▶ [Work to be completed] In these records, how many lines contain "Protection"? Please reply with the number only.
↓↓↓
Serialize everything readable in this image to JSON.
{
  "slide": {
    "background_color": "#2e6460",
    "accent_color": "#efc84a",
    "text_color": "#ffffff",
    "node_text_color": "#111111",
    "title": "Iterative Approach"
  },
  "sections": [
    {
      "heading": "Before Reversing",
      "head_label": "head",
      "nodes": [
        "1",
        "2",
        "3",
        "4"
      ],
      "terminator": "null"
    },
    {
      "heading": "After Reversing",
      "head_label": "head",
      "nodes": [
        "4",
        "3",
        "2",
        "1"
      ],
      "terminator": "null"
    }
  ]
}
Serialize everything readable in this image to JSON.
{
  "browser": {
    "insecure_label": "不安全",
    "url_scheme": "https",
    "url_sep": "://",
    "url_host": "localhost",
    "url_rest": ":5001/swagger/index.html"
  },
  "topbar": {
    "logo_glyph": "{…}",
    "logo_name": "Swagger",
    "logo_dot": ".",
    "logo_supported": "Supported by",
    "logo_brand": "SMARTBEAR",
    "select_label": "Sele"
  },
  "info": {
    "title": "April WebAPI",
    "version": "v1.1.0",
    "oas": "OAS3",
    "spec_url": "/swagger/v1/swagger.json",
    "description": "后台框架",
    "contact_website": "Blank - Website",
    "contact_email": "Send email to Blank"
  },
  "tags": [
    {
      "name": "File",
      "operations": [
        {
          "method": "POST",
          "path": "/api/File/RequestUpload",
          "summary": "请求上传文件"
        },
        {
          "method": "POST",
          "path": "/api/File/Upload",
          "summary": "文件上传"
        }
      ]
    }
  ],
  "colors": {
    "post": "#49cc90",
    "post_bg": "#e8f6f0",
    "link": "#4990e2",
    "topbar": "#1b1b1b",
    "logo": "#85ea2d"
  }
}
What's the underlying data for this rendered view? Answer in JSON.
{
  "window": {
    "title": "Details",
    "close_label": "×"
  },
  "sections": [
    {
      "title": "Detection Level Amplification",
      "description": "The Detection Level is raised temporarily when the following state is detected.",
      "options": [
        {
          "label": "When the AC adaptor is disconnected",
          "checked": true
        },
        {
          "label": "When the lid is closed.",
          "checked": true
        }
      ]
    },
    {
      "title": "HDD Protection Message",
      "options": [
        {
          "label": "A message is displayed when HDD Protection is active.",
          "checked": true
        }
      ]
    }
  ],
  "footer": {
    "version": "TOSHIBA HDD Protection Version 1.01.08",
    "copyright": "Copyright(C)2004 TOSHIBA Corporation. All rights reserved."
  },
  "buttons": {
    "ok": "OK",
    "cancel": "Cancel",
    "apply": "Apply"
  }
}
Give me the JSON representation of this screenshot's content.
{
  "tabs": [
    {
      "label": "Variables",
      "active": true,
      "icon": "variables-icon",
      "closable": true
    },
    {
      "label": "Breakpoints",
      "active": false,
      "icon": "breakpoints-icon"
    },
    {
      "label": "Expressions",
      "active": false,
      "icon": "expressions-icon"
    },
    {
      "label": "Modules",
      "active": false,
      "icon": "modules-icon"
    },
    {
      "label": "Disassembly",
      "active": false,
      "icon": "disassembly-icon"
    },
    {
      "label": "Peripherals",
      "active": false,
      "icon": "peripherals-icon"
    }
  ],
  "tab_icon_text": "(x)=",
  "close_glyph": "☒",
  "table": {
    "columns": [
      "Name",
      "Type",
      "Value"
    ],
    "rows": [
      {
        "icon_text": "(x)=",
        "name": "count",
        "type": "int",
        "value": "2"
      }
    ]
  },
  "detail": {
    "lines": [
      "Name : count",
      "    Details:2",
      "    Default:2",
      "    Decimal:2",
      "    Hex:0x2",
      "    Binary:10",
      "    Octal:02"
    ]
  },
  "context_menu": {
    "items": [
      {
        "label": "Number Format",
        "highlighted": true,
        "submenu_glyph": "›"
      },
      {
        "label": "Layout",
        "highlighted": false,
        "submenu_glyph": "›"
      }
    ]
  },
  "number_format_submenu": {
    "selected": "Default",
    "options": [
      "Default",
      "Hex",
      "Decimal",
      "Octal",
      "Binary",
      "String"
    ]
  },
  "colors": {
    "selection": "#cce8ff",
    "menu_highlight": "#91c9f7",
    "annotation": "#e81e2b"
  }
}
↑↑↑
▶ [Response to the task] 3